======== Extracted records
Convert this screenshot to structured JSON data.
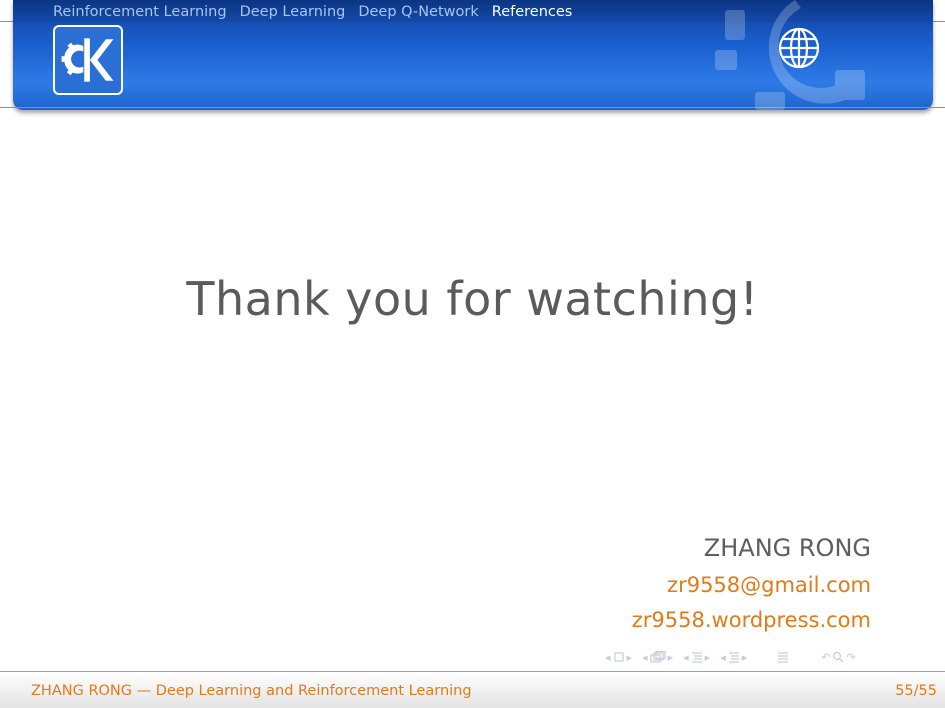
{
  "header": {
    "nav": [
      {
        "label": "Reinforcement Learning",
        "active": false
      },
      {
        "label": "Deep Learning",
        "active": false
      },
      {
        "label": "Deep Q-Network",
        "active": false
      },
      {
        "label": "References",
        "active": true
      }
    ]
  },
  "slide": {
    "title": "Thank you for watching!",
    "author_name": "ZHANG RONG",
    "email": "zr9558@gmail.com",
    "website": "zr9558.wordpress.com"
  },
  "footer": {
    "left_text": "ZHANG RONG — Deep Learning and Reinforcement Learning",
    "page_counter": "55/55"
  },
  "colors": {
    "header_blue": "#1a5fcf",
    "accent_orange": "#e07b1a",
    "title_gray": "#5b5b5b"
  }
}
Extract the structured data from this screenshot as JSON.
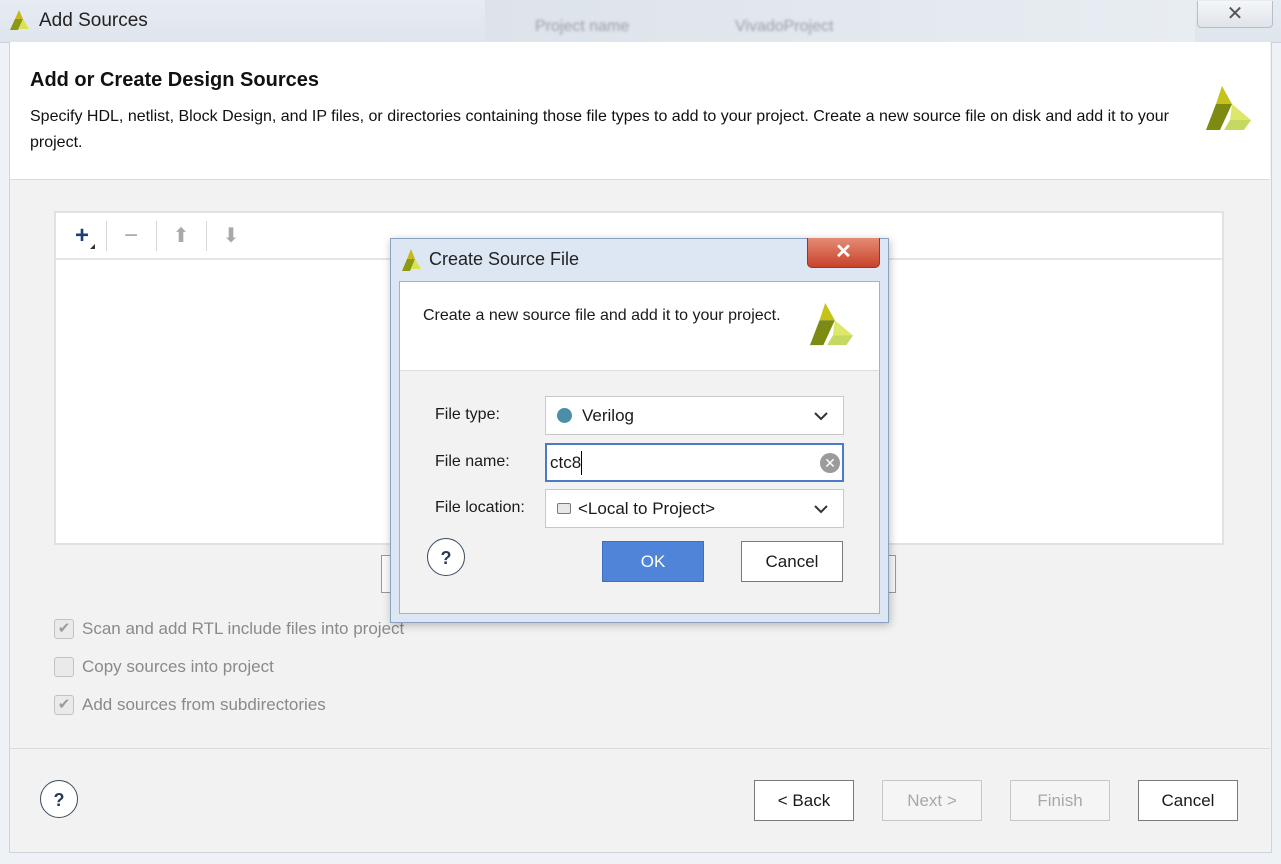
{
  "window": {
    "title": "Add Sources",
    "background_text": [
      "Project name",
      "VivadoProject"
    ],
    "close_glyph": "✕"
  },
  "header": {
    "title": "Add or Create Design Sources",
    "description": "Specify HDL, netlist, Block Design, and IP files, or directories containing those file types to add to your project. Create a new source file on disk and add it to your project.",
    "logo_icon": "xilinx-logo-icon"
  },
  "toolbar": {
    "add": "+",
    "remove": "−",
    "move_up": "⬆",
    "move_down": "⬇"
  },
  "options": [
    {
      "label": "Scan and add RTL include files into project",
      "checked": true
    },
    {
      "label": "Copy sources into project",
      "checked": false
    },
    {
      "label": "Add sources from subdirectories",
      "checked": true
    }
  ],
  "footer": {
    "help": "?",
    "back": "< Back",
    "next": "Next >",
    "finish": "Finish",
    "cancel": "Cancel"
  },
  "dialog": {
    "title": "Create Source File",
    "close_glyph": "✕",
    "description": "Create a new source file and add it to your project.",
    "file_type_label": "File type:",
    "file_type_value": "Verilog",
    "file_name_label": "File name:",
    "file_name_value": "ctc8",
    "file_location_label": "File location:",
    "file_location_value": "<Local to Project>",
    "help": "?",
    "ok": "OK",
    "cancel": "Cancel",
    "accent_color": "#4f84d8"
  }
}
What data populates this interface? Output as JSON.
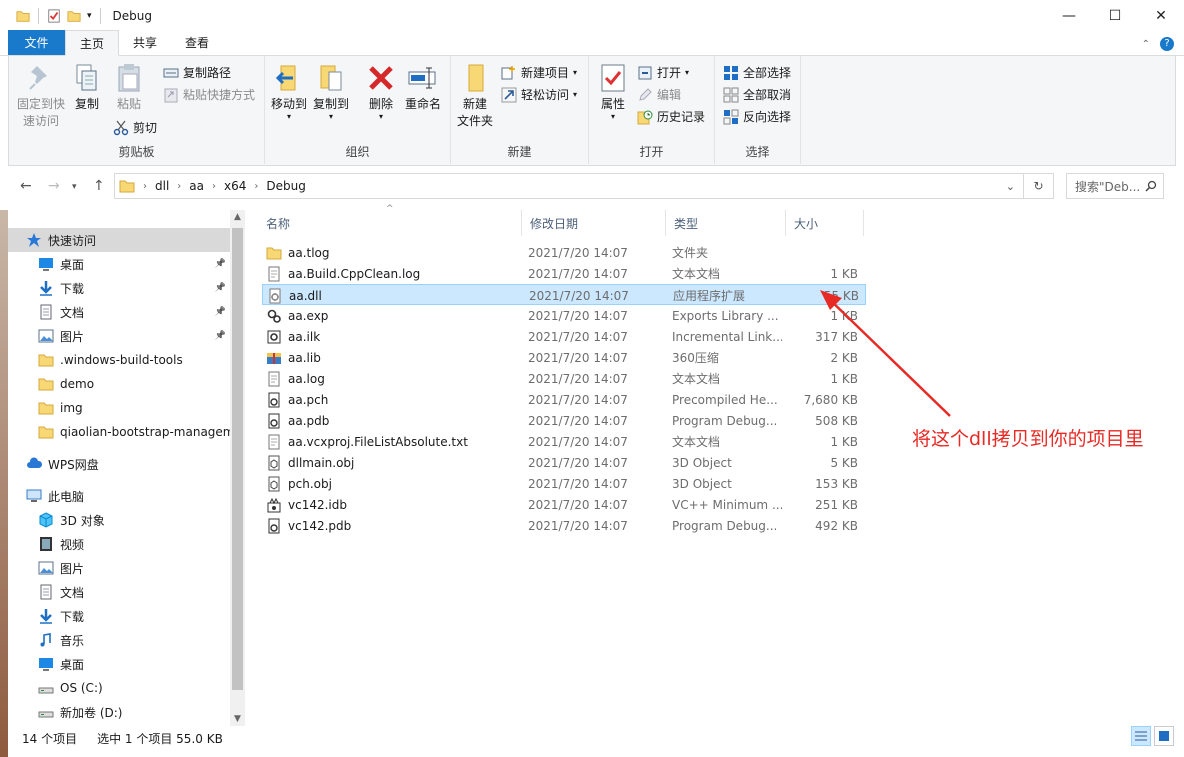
{
  "window": {
    "title": "Debug",
    "controls": {
      "minimize": "—",
      "maximize": "☐",
      "close": "✕"
    }
  },
  "ribbon_tabs": [
    {
      "label": "文件"
    },
    {
      "label": "主页"
    },
    {
      "label": "共享"
    },
    {
      "label": "查看"
    }
  ],
  "ribbon": {
    "clipboard": {
      "label": "剪贴板",
      "pin_quick_access": "固定到快\n速访问",
      "pin_line1": "固定到快",
      "pin_line2": "速访问",
      "copy": "复制",
      "paste": "粘贴",
      "copy_path": "复制路径",
      "paste_shortcut": "粘贴快捷方式",
      "cut": "剪切"
    },
    "organize": {
      "label": "组织",
      "move_to": "移动到",
      "copy_to": "复制到",
      "delete": "删除",
      "rename": "重命名"
    },
    "new": {
      "label": "新建",
      "new_folder_line1": "新建",
      "new_folder_line2": "文件夹",
      "new_item": "新建项目",
      "easy_access": "轻松访问"
    },
    "open": {
      "label": "打开",
      "properties": "属性",
      "open": "打开",
      "edit": "编辑",
      "history": "历史记录"
    },
    "select": {
      "label": "选择",
      "select_all": "全部选择",
      "select_none": "全部取消",
      "invert": "反向选择"
    }
  },
  "address": {
    "crumbs": [
      "dll",
      "aa",
      "x64",
      "Debug"
    ],
    "search_placeholder": "搜索\"Deb...",
    "back": "←",
    "forward": "→",
    "up": "↑",
    "recent": "⌄",
    "refresh": "↻"
  },
  "nav": {
    "items": [
      {
        "label": "快速访问",
        "icon": "star-icon"
      },
      {
        "label": "桌面",
        "icon": "desktop-icon",
        "pinned": true
      },
      {
        "label": "下载",
        "icon": "download-icon",
        "pinned": true
      },
      {
        "label": "文档",
        "icon": "document-icon",
        "pinned": true
      },
      {
        "label": "图片",
        "icon": "picture-icon",
        "pinned": true
      },
      {
        "label": ".windows-build-tools",
        "icon": "folder-icon"
      },
      {
        "label": "demo",
        "icon": "folder-icon"
      },
      {
        "label": "img",
        "icon": "folder-icon"
      },
      {
        "label": "qiaolian-bootstrap-managem",
        "icon": "folder-icon"
      },
      {
        "label": "WPS网盘",
        "icon": "cloud-icon"
      },
      {
        "label": "此电脑",
        "icon": "pc-icon"
      },
      {
        "label": "3D 对象",
        "icon": "3d-icon"
      },
      {
        "label": "视频",
        "icon": "video-icon"
      },
      {
        "label": "图片",
        "icon": "picture-icon"
      },
      {
        "label": "文档",
        "icon": "document-icon"
      },
      {
        "label": "下载",
        "icon": "download-icon"
      },
      {
        "label": "音乐",
        "icon": "music-icon"
      },
      {
        "label": "桌面",
        "icon": "desktop-icon"
      },
      {
        "label": "OS (C:)",
        "icon": "drive-icon"
      },
      {
        "label": "新加卷 (D:)",
        "icon": "drive-icon"
      }
    ]
  },
  "columns": {
    "name": "名称",
    "date": "修改日期",
    "type": "类型",
    "size": "大小"
  },
  "files": [
    {
      "name": "aa.tlog",
      "date": "2021/7/20 14:07",
      "type": "文件夹",
      "size": "",
      "icon": "folder-icon"
    },
    {
      "name": "aa.Build.CppClean.log",
      "date": "2021/7/20 14:07",
      "type": "文本文档",
      "size": "1 KB",
      "icon": "text-file-icon"
    },
    {
      "name": "aa.dll",
      "date": "2021/7/20 14:07",
      "type": "应用程序扩展",
      "size": "55 KB",
      "icon": "dll-icon",
      "selected": true
    },
    {
      "name": "aa.exp",
      "date": "2021/7/20 14:07",
      "type": "Exports Library ...",
      "size": "1 KB",
      "icon": "exp-icon"
    },
    {
      "name": "aa.ilk",
      "date": "2021/7/20 14:07",
      "type": "Incremental Link...",
      "size": "317 KB",
      "icon": "ilk-icon"
    },
    {
      "name": "aa.lib",
      "date": "2021/7/20 14:07",
      "type": "360压缩",
      "size": "2 KB",
      "icon": "archive-icon"
    },
    {
      "name": "aa.log",
      "date": "2021/7/20 14:07",
      "type": "文本文档",
      "size": "1 KB",
      "icon": "text-file-icon"
    },
    {
      "name": "aa.pch",
      "date": "2021/7/20 14:07",
      "type": "Precompiled He...",
      "size": "7,680 KB",
      "icon": "pch-icon"
    },
    {
      "name": "aa.pdb",
      "date": "2021/7/20 14:07",
      "type": "Program Debug...",
      "size": "508 KB",
      "icon": "pdb-icon"
    },
    {
      "name": "aa.vcxproj.FileListAbsolute.txt",
      "date": "2021/7/20 14:07",
      "type": "文本文档",
      "size": "1 KB",
      "icon": "text-file-icon"
    },
    {
      "name": "dllmain.obj",
      "date": "2021/7/20 14:07",
      "type": "3D Object",
      "size": "5 KB",
      "icon": "obj-icon"
    },
    {
      "name": "pch.obj",
      "date": "2021/7/20 14:07",
      "type": "3D Object",
      "size": "153 KB",
      "icon": "obj-icon"
    },
    {
      "name": "vc142.idb",
      "date": "2021/7/20 14:07",
      "type": "VC++ Minimum ...",
      "size": "251 KB",
      "icon": "idb-icon"
    },
    {
      "name": "vc142.pdb",
      "date": "2021/7/20 14:07",
      "type": "Program Debug...",
      "size": "492 KB",
      "icon": "pdb-icon"
    }
  ],
  "status": {
    "count": "14 个项目",
    "selection": "选中 1 个项目  55.0 KB"
  },
  "annotation": {
    "text": "将这个dll拷贝到你的项目里",
    "color": "#e82a25"
  },
  "colors": {
    "accent": "#1979ca",
    "selection_bg": "#cce8ff",
    "selection_border": "#99d1ff"
  }
}
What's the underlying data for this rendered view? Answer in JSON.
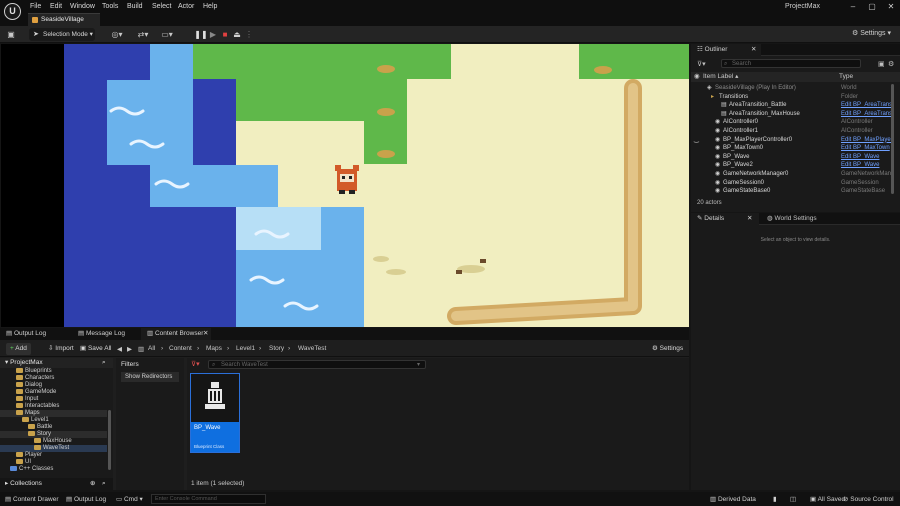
{
  "titlebar": {
    "level_tab": "SeasideVillage",
    "menus": [
      "File",
      "Edit",
      "Window",
      "Tools",
      "Build",
      "Select",
      "Actor",
      "Help"
    ],
    "project_name": "ProjectMax",
    "window_buttons": [
      "–",
      "▢",
      "✕"
    ]
  },
  "toolbar": {
    "selection_mode": "Selection Mode",
    "settings": "Settings"
  },
  "outliner": {
    "tab": "Outliner",
    "search_placeholder": "Search",
    "col_label": "Item Label ▴",
    "col_type": "Type",
    "rows": [
      {
        "label": "SeasideVillage (Play In Editor)",
        "type": "World",
        "link": false
      },
      {
        "label": "Transitions",
        "type": "Folder",
        "link": false
      },
      {
        "label": "AreaTransition_Battle",
        "type": "Edit BP_AreaTrans",
        "link": true
      },
      {
        "label": "AreaTransition_MaxHouse",
        "type": "Edit BP_AreaTrans",
        "link": true
      },
      {
        "label": "AIController0",
        "type": "AIController",
        "link": false
      },
      {
        "label": "AIController1",
        "type": "AIController",
        "link": false
      },
      {
        "label": "BP_MaxPlayerController0",
        "type": "Edit BP_MaxPlayer",
        "link": true
      },
      {
        "label": "BP_MaxTown0",
        "type": "Edit BP_MaxTown",
        "link": true
      },
      {
        "label": "BP_Wave",
        "type": "Edit BP_Wave",
        "link": true
      },
      {
        "label": "BP_Wave2",
        "type": "Edit BP_Wave",
        "link": true
      },
      {
        "label": "GameNetworkManager0",
        "type": "GameNetworkMan",
        "link": false
      },
      {
        "label": "GameSession0",
        "type": "GameSession",
        "link": false
      },
      {
        "label": "GameStateBase0",
        "type": "GameStateBase",
        "link": false
      }
    ],
    "count": "20 actors"
  },
  "details": {
    "tab_details": "Details",
    "tab_world": "World Settings",
    "empty_msg": "Select an object to view details."
  },
  "bottom": {
    "tabs": [
      "Output Log",
      "Message Log",
      "Content Browser"
    ],
    "add": "Add",
    "import": "Import",
    "save_all": "Save All",
    "breadcrumb": [
      "All",
      "Content",
      "Maps",
      "Level1",
      "Story",
      "WaveTest"
    ],
    "settings": "Settings",
    "tree_root": "ProjectMax",
    "tree": [
      {
        "label": "Blueprints",
        "depth": 1
      },
      {
        "label": "Characters",
        "depth": 1
      },
      {
        "label": "Dialog",
        "depth": 1
      },
      {
        "label": "GameMode",
        "depth": 1
      },
      {
        "label": "Input",
        "depth": 1
      },
      {
        "label": "Interactables",
        "depth": 1
      },
      {
        "label": "Maps",
        "depth": 1
      },
      {
        "label": "Level1",
        "depth": 2
      },
      {
        "label": "Battle",
        "depth": 3
      },
      {
        "label": "Story",
        "depth": 3
      },
      {
        "label": "MaxHouse",
        "depth": 4
      },
      {
        "label": "WaveTest",
        "depth": 4
      },
      {
        "label": "Player",
        "depth": 1
      },
      {
        "label": "UI",
        "depth": 1
      },
      {
        "label": "C++ Classes",
        "depth": 0
      }
    ],
    "collections": "Collections",
    "filters_title": "Filters",
    "filter_item": "Show Redirectors",
    "asset_search_placeholder": "Search WaveTest",
    "asset_name": "BP_Wave",
    "asset_type": "Blueprint Class",
    "item_count": "1 item (1 selected)"
  },
  "statusbar": {
    "content_drawer": "Content Drawer",
    "output_log": "Output Log",
    "cmd": "Cmd",
    "console_placeholder": "Enter Console Command",
    "derived_data": "Derived Data",
    "all_saved": "All Saved",
    "source_control": "Source Control"
  }
}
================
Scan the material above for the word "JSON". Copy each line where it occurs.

> Response area
Convert this screenshot to structured JSON data.
Extract the structured data from this screenshot as JSON.
What data populates this interface? Output as JSON.
What's the underlying data for this rendered view? Answer in JSON.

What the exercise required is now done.